Andrew Chan, M.D., M.P.H., is a distinctive leader in the field of cancer prevention, having informed the role of inflammation and anti-inflammatory medicine through a remarkably productive record of scientific investigation. He was a recipient of the NCI 2020 Outstanding Investigator Research Award, which supports the development and expansion of his potentially field-transforming precision cancer prevention research program.
As both a gastroenterologist and molecular epidemiologist, Dr. Chan uses his combined expertise to look at the causes and prevention of multiple gastrointestinal diseases. He played a role in the groundbreaking recommendation for the use of aspirin for colorectal cancer prevention by the U.S. Preventive Services Task Force.
Following on his critical early trials of aspirin in reducing colorectal cancer risk, he is investigating the use of aspirin as a potential chemopreventive agent in the ASPIRED randomized controlled trial. The effects of daily low-dose (81 mg/day) and standard-dose (325 mg/day) aspirin are measured through changes in urine, plasma, stool, and tissue biomarkers associated with colorectal cancer. While substantial evidence has shown that aspirin reduces the risk of colorectal growths and cancer, his research pursues the how and why of the preventive actions of aspirin.
Dr. Chan leads other studies of chronic digestive diseases, including colorectal, esophageal, and pancreatic cancer, inflammatory bowel disease, diverticulitis, and gastrointestinal bleeding. His group applies molecular approaches, such as genetic, metabolomic, proteomic, and biochemical platforms, to populations ranging from large cohort studies to small biomarker-driven clinical trials. His laboratory also studies the oral and gut microbiota as a determinant and mediator of chronic disease.

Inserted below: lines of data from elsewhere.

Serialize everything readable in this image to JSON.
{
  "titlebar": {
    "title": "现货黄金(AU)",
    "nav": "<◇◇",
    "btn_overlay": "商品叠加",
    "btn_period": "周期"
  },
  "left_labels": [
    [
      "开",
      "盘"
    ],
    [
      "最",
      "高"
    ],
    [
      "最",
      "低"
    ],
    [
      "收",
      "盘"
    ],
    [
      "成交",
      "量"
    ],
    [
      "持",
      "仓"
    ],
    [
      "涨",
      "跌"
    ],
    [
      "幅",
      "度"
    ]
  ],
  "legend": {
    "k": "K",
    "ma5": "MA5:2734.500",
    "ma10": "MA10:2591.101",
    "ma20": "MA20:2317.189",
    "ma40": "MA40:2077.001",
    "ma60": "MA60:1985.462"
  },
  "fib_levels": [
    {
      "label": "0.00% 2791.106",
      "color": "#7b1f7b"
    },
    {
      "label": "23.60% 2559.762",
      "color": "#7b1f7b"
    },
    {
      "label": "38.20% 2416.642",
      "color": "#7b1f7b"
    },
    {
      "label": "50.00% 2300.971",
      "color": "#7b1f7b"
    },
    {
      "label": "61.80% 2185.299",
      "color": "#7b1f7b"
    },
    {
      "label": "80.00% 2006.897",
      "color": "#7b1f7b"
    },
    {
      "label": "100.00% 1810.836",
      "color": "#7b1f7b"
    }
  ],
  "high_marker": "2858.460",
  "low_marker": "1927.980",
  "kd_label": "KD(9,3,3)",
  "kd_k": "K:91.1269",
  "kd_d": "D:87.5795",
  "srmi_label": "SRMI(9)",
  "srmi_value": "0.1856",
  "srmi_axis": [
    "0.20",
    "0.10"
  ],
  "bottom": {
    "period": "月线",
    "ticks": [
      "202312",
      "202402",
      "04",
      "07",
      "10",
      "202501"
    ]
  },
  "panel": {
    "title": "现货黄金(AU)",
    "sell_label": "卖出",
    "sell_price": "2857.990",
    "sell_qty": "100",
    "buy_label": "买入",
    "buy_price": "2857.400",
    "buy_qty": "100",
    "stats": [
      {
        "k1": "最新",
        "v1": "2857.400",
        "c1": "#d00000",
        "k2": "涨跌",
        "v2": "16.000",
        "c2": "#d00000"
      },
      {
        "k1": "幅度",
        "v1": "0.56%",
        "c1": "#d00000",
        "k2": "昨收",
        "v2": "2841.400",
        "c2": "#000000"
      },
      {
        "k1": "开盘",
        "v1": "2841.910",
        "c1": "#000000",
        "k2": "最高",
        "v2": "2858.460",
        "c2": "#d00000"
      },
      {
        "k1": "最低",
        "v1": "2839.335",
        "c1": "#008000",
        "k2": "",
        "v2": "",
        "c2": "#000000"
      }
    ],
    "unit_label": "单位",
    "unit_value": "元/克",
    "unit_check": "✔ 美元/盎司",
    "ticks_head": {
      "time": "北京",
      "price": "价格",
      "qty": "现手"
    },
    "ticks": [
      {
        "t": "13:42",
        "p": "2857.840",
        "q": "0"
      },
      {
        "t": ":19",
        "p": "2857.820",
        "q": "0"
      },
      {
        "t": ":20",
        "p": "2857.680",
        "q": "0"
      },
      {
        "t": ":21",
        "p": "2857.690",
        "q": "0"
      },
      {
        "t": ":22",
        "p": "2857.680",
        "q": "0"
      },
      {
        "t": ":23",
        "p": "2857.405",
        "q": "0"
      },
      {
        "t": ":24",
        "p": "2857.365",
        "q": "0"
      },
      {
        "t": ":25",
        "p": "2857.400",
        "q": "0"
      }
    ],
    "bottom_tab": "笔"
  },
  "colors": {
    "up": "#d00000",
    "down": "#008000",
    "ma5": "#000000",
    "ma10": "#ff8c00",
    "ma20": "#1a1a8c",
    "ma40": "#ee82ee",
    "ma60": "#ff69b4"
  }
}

To learn more about Dr. Chan, read his profile at Dana-Farber/Harvard Cancer Center.